The article is misleading in the sense that computer languages (and there exists such a thing as a SAS computer language) are not subject to copyright.
I am free to write my own interpreter/compiler of Java, C, Python, PL/SQL or Logo. And many companies do: Microsoft has implemented their own interpreter of Python, IronPython, etc. Anybody is entitled to write yet another interpreter of SAS code. And, in fact, SAS did not sue WPS for that reason.
Whether the manuals are considered to be so similar that infringe SAS’s copyright can be easily fixed. In fact, you can guide your steps in WPS with widely available SAS’s manuals and books.
Mind that the main allegation of SAS against WPS is a breach of EULA. WPS seemingly acquired a student version of SAS with a restrictive EULA. However, WPS used it for other purposes. However, the court decided that those EULA restrictions were void under European Law: in Europe, law is above private contracts and contracts don’t adhering to the prevailing law are void. For instance, in Europe, I can purchase any piece of software and use it in any legal way that I see fit. I can also buy a car and drive it where I see fit as long as I respect the traffic rules; Fiat, let’s say, would not be able to sell me a car and prohibit me traveling to Portugal, say; or dismantle it and check how the engine works.
WPS acted according to the European law and this is precisely what the courts stated. It is SAS who tries to bind its customers through illegal EULA restrictions.

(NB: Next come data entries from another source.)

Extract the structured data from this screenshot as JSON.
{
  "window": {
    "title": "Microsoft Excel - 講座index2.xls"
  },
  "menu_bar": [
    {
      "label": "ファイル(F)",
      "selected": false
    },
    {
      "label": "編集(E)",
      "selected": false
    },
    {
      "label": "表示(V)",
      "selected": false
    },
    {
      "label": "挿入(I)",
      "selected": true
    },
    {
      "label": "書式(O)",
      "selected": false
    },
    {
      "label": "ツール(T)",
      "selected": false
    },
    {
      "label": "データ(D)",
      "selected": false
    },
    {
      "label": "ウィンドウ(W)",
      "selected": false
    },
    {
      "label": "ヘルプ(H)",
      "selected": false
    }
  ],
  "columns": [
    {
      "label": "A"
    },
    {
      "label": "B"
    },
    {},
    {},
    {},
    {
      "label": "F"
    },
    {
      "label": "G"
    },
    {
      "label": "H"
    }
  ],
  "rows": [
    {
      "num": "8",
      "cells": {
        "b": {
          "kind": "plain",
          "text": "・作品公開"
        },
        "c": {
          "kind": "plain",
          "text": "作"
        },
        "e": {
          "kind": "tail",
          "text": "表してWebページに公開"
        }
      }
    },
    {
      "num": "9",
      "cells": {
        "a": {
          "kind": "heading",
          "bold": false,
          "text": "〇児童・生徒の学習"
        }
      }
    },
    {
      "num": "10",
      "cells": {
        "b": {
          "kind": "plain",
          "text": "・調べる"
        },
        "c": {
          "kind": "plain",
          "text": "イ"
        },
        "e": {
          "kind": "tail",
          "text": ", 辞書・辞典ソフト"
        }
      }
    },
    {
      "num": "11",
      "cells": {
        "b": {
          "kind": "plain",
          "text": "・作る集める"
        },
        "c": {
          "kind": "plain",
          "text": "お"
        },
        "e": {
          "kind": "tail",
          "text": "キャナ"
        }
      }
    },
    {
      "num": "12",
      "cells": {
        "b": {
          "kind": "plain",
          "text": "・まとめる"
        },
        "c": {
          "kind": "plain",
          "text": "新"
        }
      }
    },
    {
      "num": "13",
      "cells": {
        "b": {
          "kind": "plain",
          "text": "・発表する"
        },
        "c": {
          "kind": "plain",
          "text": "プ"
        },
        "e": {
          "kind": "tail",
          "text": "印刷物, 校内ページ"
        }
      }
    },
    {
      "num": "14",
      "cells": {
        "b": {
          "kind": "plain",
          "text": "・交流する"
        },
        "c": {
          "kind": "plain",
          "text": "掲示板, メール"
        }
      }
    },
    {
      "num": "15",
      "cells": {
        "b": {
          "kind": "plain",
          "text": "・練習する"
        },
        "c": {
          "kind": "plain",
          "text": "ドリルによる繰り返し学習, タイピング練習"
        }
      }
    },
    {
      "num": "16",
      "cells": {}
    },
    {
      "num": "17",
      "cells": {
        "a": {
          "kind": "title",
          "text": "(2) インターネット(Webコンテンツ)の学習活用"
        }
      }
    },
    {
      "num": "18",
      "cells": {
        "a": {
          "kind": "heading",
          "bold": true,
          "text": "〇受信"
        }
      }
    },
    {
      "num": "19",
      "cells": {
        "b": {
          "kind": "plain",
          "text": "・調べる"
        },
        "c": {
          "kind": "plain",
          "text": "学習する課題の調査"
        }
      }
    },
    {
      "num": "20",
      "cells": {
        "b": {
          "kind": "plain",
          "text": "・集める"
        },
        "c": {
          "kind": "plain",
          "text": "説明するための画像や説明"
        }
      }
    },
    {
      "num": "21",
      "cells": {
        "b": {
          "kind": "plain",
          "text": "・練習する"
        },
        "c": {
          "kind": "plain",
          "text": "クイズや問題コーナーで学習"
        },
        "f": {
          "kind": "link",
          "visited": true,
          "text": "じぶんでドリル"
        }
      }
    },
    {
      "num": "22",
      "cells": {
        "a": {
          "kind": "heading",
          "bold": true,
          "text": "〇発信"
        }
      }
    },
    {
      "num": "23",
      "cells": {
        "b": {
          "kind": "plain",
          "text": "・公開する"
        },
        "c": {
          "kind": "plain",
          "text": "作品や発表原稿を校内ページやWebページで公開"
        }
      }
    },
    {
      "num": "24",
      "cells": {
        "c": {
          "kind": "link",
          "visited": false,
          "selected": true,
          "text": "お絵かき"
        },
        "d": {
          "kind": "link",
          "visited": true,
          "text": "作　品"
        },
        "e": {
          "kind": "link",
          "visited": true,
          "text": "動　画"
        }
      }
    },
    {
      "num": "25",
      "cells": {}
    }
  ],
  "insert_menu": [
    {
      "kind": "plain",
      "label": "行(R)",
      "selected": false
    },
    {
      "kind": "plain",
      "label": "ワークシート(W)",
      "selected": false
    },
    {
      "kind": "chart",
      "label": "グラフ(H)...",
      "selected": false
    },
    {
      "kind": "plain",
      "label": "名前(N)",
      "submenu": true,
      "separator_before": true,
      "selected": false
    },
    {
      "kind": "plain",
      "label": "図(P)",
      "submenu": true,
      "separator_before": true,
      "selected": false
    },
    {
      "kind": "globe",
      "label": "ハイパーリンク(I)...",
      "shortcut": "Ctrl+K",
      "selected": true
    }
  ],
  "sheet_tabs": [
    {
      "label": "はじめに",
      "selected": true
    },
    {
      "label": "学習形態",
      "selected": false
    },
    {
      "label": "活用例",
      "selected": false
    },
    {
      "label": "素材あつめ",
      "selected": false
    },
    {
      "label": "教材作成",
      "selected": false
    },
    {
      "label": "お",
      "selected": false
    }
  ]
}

If the author of the article thinks that it is so easy making a successful clone of a well established software product in Europe and get rich doing it… well, he is quite invited to come here and start cloning!